(Page and application data records)

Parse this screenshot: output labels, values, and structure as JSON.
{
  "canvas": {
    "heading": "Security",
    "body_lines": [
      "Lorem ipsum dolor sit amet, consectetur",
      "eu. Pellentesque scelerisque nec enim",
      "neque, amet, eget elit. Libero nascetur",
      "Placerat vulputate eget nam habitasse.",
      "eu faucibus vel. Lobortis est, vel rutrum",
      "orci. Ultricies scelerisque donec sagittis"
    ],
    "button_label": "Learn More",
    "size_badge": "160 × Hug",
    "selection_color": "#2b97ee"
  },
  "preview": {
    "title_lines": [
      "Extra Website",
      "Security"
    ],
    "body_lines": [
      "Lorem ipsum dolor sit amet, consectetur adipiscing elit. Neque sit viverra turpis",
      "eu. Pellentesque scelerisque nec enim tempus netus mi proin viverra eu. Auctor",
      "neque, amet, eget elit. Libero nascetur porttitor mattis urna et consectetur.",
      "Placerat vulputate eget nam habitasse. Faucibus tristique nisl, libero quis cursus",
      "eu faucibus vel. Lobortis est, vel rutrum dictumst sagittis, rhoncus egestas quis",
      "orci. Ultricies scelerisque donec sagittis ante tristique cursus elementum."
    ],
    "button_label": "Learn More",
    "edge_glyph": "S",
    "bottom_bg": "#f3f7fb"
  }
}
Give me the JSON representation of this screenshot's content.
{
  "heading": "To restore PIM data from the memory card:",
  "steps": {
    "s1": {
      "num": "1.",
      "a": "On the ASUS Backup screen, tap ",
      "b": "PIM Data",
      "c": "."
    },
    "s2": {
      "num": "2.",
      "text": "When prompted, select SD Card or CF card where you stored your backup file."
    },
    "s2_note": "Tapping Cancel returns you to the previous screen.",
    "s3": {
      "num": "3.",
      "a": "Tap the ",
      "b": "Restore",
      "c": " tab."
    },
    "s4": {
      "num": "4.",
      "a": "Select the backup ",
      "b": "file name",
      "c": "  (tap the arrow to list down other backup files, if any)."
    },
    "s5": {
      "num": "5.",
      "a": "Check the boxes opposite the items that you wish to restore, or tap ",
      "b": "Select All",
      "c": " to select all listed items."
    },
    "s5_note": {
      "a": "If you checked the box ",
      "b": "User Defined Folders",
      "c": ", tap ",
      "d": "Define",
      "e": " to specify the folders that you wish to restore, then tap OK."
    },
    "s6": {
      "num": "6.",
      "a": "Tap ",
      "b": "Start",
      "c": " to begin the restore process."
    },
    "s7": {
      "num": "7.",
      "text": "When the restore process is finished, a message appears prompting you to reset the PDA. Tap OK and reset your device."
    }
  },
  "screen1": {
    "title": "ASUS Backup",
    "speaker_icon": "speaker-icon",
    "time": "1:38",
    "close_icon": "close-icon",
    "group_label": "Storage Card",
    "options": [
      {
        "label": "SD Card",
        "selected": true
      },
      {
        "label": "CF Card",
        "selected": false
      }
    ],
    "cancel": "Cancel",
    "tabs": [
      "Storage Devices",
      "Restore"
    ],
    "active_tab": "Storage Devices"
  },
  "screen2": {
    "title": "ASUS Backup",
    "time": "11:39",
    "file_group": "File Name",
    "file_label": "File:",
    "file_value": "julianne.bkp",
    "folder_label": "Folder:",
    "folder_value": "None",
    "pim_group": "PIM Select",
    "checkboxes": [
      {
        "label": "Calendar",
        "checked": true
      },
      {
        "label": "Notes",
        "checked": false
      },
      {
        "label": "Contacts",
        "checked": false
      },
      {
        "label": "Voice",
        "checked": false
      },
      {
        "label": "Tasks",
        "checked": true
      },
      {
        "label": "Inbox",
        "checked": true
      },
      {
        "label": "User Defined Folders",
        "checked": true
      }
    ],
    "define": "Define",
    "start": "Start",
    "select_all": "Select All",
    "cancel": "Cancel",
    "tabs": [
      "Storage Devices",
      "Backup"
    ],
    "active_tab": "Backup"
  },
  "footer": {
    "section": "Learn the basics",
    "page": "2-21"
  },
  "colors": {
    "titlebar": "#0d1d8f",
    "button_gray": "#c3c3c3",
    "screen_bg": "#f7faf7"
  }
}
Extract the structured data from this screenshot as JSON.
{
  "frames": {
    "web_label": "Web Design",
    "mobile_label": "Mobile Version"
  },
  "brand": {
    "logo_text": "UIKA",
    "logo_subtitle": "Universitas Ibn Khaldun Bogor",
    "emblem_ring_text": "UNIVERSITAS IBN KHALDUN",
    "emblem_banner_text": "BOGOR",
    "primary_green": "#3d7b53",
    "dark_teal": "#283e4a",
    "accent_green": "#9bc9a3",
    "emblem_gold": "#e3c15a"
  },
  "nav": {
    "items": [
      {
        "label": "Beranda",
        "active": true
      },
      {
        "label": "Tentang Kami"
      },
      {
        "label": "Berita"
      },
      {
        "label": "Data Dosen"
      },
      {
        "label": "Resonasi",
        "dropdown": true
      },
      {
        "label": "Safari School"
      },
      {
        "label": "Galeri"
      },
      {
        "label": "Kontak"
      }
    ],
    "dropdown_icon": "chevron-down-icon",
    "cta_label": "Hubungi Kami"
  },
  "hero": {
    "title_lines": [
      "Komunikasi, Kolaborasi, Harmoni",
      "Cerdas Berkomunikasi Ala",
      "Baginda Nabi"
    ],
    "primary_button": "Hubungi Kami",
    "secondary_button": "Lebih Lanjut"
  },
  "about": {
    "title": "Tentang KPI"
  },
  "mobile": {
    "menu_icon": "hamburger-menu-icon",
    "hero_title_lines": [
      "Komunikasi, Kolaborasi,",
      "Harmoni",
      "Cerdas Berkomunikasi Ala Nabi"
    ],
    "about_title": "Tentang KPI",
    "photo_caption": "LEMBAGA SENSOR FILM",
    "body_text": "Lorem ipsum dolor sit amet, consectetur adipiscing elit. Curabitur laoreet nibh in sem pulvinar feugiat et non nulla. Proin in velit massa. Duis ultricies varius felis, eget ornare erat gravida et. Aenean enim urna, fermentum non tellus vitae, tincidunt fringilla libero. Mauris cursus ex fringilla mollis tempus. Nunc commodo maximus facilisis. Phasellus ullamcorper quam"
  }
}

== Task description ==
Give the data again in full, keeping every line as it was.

== Answer section ==
Parse this screenshot: output labels, values, and structure as JSON.
{
  "canvas": {
    "heading": "Security",
    "body_lines": [
      "Lorem ipsum dolor sit amet, consectetur",
      "eu. Pellentesque scelerisque nec enim",
      "neque, amet, eget elit. Libero nascetur",
      "Placerat vulputate eget nam habitasse.",
      "eu faucibus vel. Lobortis est, vel rutrum",
      "orci. Ultricies scelerisque donec sagittis"
    ],
    "button_label": "Learn More",
    "size_badge": "160 × Hug",
    "selection_color": "#2b97ee"
  },
  "preview": {
    "title_lines": [
      "Extra Website",
      "Security"
    ],
    "body_lines": [
      "Lorem ipsum dolor sit amet, consectetur adipiscing elit. Neque sit viverra turpis",
      "eu. Pellentesque scelerisque nec enim tempus netus mi proin viverra eu. Auctor",
      "neque, amet, eget elit. Libero nascetur porttitor mattis urna et consectetur.",
      "Placerat vulputate eget nam habitasse. Faucibus tristique nisl, libero quis cursus",
      "eu faucibus vel. Lobortis est, vel rutrum dictumst sagittis, rhoncus egestas quis",
      "orci. Ultricies scelerisque donec sagittis ante tristique cursus elementum."
    ],
    "button_label": "Learn More",
    "edge_glyph": "S",
    "bottom_bg": "#f3f7fb"
  }
}
Give me the JSON representation of this screenshot's content.
{
  "heading": "To restore PIM data from the memory card:",
  "steps": {
    "s1": {
      "num": "1.",
      "a": "On the ASUS Backup screen, tap ",
      "b": "PIM Data",
      "c": "."
    },
    "s2": {
      "num": "2.",
      "text": "When prompted, select SD Card or CF card where you stored your backup file."
    },
    "s2_note": "Tapping Cancel returns you to the previous screen.",
    "s3": {
      "num": "3.",
      "a": "Tap the ",
      "b": "Restore",
      "c": " tab."
    },
    "s4": {
      "num": "4.",
      "a": "Select the backup ",
      "b": "file name",
      "c": "  (tap the arrow to list down other backup files, if any)."
    },
    "s5": {
      "num": "5.",
      "a": "Check the boxes opposite the items that you wish to restore, or tap ",
      "b": "Select All",
      "c": " to select all listed items."
    },
    "s5_note": {
      "a": "If you checked the box ",
      "b": "User Defined Folders",
      "c": ", tap ",
      "d": "Define",
      "e": " to specify the folders that you wish to restore, then tap OK."
    },
    "s6": {
      "num": "6.",
      "a": "Tap ",
      "b": "Start",
      "c": " to begin the restore process."
    },
    "s7": {
      "num": "7.",
      "text": "When the restore process is finished, a message appears prompting you to reset the PDA. Tap OK and reset your device."
    }
  },
  "screen1": {
    "title": "ASUS Backup",
    "speaker_icon": "speaker-icon",
    "time": "1:38",
    "close_icon": "close-icon",
    "group_label": "Storage Card",
    "options": [
      {
        "label": "SD Card",
        "selected": true
      },
      {
        "label": "CF Card",
        "selected": false
      }
    ],
    "cancel": "Cancel",
    "tabs": [
      "Storage Devices",
      "Restore"
    ],
    "active_tab": "Storage Devices"
  },
  "screen2": {
    "title": "ASUS Backup",
    "time": "11:39",
    "file_group": "File Name",
    "file_label": "File:",
    "file_value": "julianne.bkp",
    "folder_label": "Folder:",
    "folder_value": "None",
    "pim_group": "PIM Select",
    "checkboxes": [
      {
        "label": "Calendar",
        "checked": true
      },
      {
        "label": "Notes",
        "checked": false
      },
      {
        "label": "Contacts",
        "checked": false
      },
      {
        "label": "Voice",
        "checked": false
      },
      {
        "label": "Tasks",
        "checked": true
      },
      {
        "label": "Inbox",
        "checked": true
      },
      {
        "label": "User Defined Folders",
        "checked": true
      }
    ],
    "define": "Define",
    "start": "Start",
    "select_all": "Select All",
    "cancel": "Cancel",
    "tabs": [
      "Storage Devices",
      "Backup"
    ],
    "active_tab": "Backup"
  },
  "footer": {
    "section": "Learn the basics",
    "page": "2-21"
  },
  "colors": {
    "titlebar": "#0d1d8f",
    "button_gray": "#c3c3c3",
    "screen_bg": "#f7faf7"
  }
}
Extract the structured data from this screenshot as JSON.
{
  "frames": {
    "web_label": "Web Design",
    "mobile_label": "Mobile Version"
  },
  "brand": {
    "logo_text": "UIKA",
    "logo_subtitle": "Universitas Ibn Khaldun Bogor",
    "emblem_ring_text": "UNIVERSITAS IBN KHALDUN",
    "emblem_banner_text": "BOGOR",
    "primary_green": "#3d7b53",
    "dark_teal": "#283e4a",
    "accent_green": "#9bc9a3",
    "emblem_gold": "#e3c15a"
  },
  "nav": {
    "items": [
      {
        "label": "Beranda",
        "active": true
      },
      {
        "label": "Tentang Kami"
      },
      {
        "label": "Berita"
      },
      {
        "label": "Data Dosen"
      },
      {
        "label": "Resonasi",
        "dropdown": true
      },
      {
        "label": "Safari School"
      },
      {
        "label": "Galeri"
      },
      {
        "label": "Kontak"
      }
    ],
    "dropdown_icon": "chevron-down-icon",
    "cta_label": "Hubungi Kami"
  },
  "hero": {
    "title_lines": [
      "Komunikasi, Kolaborasi, Harmoni",
      "Cerdas Berkomunikasi Ala",
      "Baginda Nabi"
    ],
    "primary_button": "Hubungi Kami",
    "secondary_button": "Lebih Lanjut"
  },
  "about": {
    "title": "Tentang KPI"
  },
  "mobile": {
    "menu_icon": "hamburger-menu-icon",
    "hero_title_lines": [
      "Komunikasi, Kolaborasi,",
      "Harmoni",
      "Cerdas Berkomunikasi Ala Nabi"
    ],
    "about_title": "Tentang KPI",
    "photo_caption": "LEMBAGA SENSOR FILM",
    "body_text": "Lorem ipsum dolor sit amet, consectetur adipiscing elit. Curabitur laoreet nibh in sem pulvinar feugiat et non nulla. Proin in velit massa. Duis ultricies varius felis, eget ornare erat gravida et. Aenean enim urna, fermentum non tellus vitae, tincidunt fringilla libero. Mauris cursus ex fringilla mollis tempus. Nunc commodo maximus facilisis. Phasellus ullamcorper quam"
  }
}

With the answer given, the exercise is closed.